EXERCISE
Where the string "data" appears in a line of the material below, copy that line.

+-------+

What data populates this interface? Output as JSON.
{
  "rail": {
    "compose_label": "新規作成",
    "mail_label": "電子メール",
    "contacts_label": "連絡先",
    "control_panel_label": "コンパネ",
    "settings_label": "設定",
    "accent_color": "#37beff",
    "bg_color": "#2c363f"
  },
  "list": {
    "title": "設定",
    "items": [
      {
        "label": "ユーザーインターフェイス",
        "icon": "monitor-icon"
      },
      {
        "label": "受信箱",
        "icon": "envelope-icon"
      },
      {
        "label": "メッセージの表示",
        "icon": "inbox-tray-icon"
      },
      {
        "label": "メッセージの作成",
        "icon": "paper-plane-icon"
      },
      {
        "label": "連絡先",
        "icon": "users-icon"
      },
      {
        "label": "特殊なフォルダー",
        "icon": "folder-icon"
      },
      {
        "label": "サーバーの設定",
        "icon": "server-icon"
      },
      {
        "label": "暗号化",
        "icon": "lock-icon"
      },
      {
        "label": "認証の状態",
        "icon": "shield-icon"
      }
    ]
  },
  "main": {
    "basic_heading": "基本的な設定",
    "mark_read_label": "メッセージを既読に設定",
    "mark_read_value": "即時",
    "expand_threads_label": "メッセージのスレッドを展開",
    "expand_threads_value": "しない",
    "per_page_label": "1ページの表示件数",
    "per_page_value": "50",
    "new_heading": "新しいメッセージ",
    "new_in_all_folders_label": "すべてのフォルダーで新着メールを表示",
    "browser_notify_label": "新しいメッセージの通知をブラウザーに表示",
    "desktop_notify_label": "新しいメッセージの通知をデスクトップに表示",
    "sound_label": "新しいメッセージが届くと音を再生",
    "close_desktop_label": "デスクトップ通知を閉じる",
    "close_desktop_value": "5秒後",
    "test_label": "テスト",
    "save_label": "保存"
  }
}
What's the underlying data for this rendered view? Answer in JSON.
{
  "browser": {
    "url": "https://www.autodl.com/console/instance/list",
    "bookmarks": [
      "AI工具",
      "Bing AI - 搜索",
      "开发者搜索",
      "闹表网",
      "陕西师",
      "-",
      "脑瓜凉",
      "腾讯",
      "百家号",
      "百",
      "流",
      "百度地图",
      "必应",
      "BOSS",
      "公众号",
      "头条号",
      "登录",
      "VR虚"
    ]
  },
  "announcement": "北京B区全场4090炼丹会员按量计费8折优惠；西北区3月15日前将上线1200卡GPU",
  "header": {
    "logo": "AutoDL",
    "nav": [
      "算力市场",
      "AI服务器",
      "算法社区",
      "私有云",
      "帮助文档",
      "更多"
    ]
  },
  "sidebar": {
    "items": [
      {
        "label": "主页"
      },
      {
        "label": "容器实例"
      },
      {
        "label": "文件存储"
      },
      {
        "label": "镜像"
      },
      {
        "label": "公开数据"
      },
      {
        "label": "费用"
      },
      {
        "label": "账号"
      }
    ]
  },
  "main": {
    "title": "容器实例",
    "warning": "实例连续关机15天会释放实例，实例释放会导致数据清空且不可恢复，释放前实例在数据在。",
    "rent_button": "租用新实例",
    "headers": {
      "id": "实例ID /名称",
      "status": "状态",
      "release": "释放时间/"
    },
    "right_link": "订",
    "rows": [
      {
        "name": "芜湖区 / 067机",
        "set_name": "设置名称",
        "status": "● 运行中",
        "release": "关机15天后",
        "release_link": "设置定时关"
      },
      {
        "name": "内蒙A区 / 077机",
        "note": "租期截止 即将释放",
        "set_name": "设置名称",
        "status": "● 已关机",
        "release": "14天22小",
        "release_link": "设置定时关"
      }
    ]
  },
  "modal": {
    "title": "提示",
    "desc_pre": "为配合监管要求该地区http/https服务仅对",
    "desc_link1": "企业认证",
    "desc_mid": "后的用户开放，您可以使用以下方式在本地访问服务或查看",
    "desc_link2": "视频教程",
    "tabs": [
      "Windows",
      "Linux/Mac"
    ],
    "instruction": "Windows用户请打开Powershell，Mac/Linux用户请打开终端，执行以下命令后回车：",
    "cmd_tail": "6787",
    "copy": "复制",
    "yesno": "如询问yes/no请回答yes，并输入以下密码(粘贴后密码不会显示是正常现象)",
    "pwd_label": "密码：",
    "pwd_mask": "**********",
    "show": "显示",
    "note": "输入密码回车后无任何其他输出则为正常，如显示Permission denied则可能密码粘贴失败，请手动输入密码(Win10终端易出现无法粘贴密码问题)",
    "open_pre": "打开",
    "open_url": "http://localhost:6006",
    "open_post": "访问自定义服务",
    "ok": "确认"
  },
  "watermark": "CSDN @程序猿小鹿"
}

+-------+

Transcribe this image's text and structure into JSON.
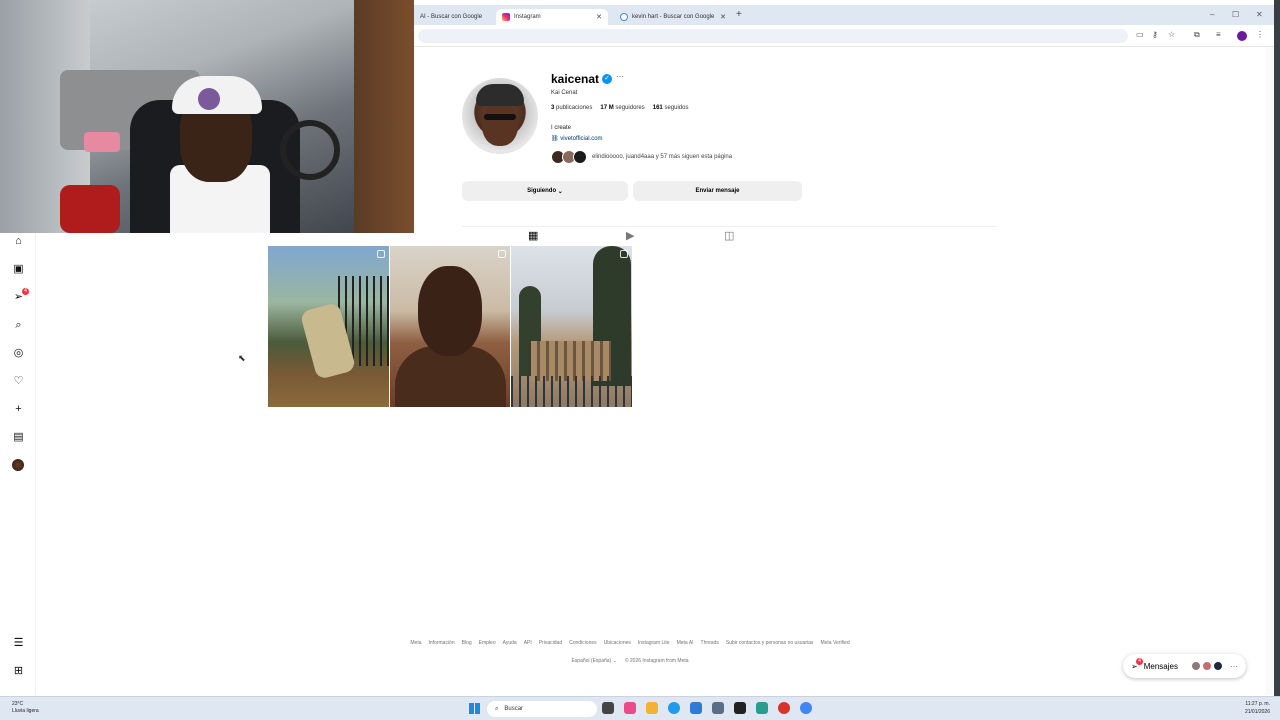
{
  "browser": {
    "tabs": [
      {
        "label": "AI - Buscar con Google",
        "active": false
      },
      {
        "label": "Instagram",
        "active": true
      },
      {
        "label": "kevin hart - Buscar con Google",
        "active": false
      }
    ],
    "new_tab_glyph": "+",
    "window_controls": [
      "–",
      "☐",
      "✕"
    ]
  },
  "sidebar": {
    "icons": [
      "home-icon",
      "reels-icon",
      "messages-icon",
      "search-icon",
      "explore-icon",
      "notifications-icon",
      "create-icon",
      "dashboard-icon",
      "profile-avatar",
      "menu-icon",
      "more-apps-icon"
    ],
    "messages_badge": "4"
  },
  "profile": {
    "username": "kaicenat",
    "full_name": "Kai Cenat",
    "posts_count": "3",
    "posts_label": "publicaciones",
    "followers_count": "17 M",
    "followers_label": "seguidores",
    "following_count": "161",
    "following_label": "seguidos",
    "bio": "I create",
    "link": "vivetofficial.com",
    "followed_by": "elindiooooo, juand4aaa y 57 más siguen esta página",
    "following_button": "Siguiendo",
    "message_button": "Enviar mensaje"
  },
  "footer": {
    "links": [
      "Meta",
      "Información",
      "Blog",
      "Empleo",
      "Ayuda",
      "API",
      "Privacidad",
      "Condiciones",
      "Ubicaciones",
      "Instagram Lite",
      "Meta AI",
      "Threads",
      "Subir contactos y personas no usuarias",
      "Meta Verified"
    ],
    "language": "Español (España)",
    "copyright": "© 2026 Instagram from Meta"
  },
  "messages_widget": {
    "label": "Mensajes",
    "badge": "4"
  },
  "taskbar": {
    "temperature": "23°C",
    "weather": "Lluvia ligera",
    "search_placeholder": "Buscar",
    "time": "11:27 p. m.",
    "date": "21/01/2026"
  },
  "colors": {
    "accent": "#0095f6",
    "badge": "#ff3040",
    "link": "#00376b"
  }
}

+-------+

ANSWER TO THIS PROBLEM
What data populates this interface? Output as JSON.
What's the underlying data for this rendered view? Answer in JSON.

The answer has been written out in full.